Writing about the original version of “The Electric Company” reminded me of one of my all-time favorite short films by John and Faith Hubley, who later went on to work on the “Letterman” segments of that show. It is the story of two little girls playing and it is called “Windy Day.”
When the Hubleys began making films, animation was very structured and scripted. Their great innovation was the use of improvised dialogue and impressionistic images and the result was fresh, natural, innovative, and remarkably touching. In “Windy Day,” the dialogue is the private conversation of the Hubley daughters as they were playing. I first saw and loved it when I was just past the ages of those girls myself, and I thought of it often as I listened in on my own children at play.

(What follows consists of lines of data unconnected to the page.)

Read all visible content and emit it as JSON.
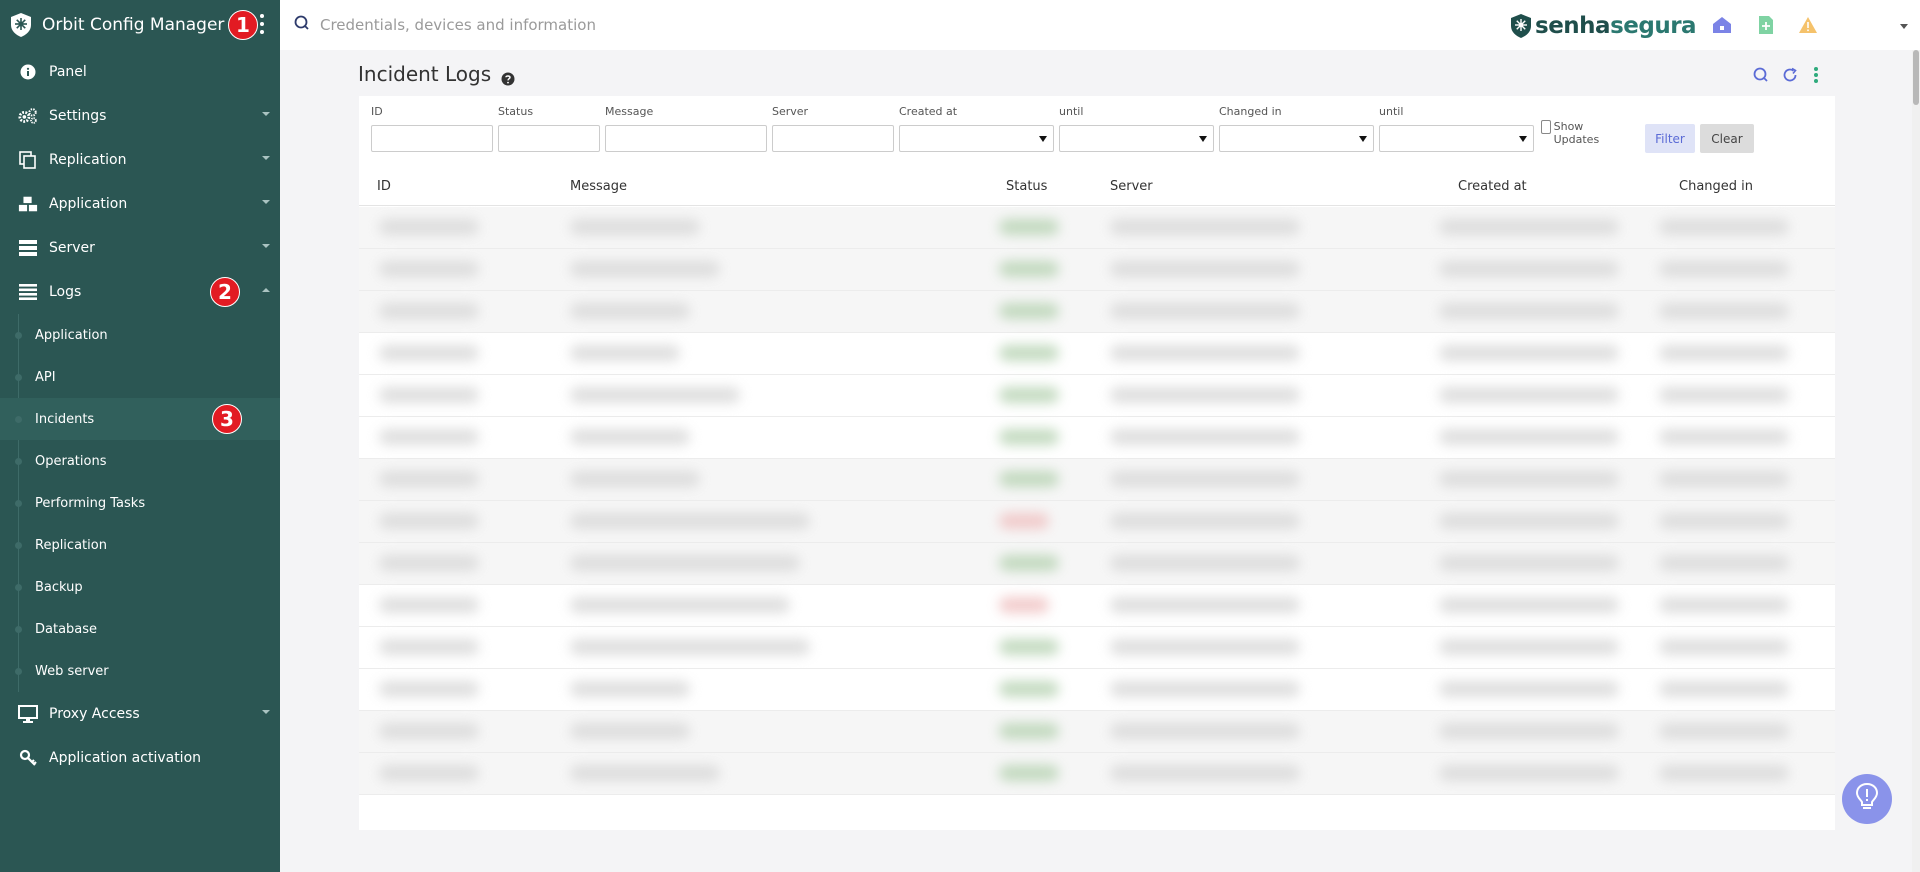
{
  "app": {
    "title": "Orbit Config Manager",
    "accent_color": "#2b5653"
  },
  "badges": {
    "one": "1",
    "two": "2",
    "three": "3"
  },
  "sidebar": {
    "items": [
      {
        "label": "Panel",
        "icon": "info-icon"
      },
      {
        "label": "Settings",
        "icon": "gears-icon"
      },
      {
        "label": "Replication",
        "icon": "copy-icon"
      },
      {
        "label": "Application",
        "icon": "cubes-icon"
      },
      {
        "label": "Server",
        "icon": "server-icon"
      },
      {
        "label": "Logs",
        "icon": "list-icon"
      },
      {
        "label": "Proxy Access",
        "icon": "monitor-icon"
      },
      {
        "label": "Application activation",
        "icon": "key-icon"
      }
    ],
    "logs_sub": [
      {
        "label": "Application"
      },
      {
        "label": "API"
      },
      {
        "label": "Incidents"
      },
      {
        "label": "Operations"
      },
      {
        "label": "Performing Tasks"
      },
      {
        "label": "Replication"
      },
      {
        "label": "Backup"
      },
      {
        "label": "Database"
      },
      {
        "label": "Web server"
      }
    ]
  },
  "topbar": {
    "search_placeholder": "Credentials, devices and information",
    "brand_a": "senha",
    "brand_b": "segura"
  },
  "page": {
    "title": "Incident Logs"
  },
  "filters": {
    "id": "ID",
    "status": "Status",
    "message": "Message",
    "server": "Server",
    "created_at": "Created at",
    "until1": "until",
    "changed_in": "Changed in",
    "until2": "until",
    "show_updates": "Show Updates",
    "filter_button": "Filter",
    "clear_button": "Clear"
  },
  "table": {
    "columns": [
      "ID",
      "Message",
      "Status",
      "Server",
      "Created at",
      "Changed in"
    ]
  }
}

The Hubleys created many more wonderful films, including “Everybody Rides the Carousel,” based on the work of Erik Erikson about the psychological stages of development, and “The Hat” about two border guards (played by Dudley Moore and Dizzy Gillespie) who argue over what they should do when one’s hat blows into the other’s territory.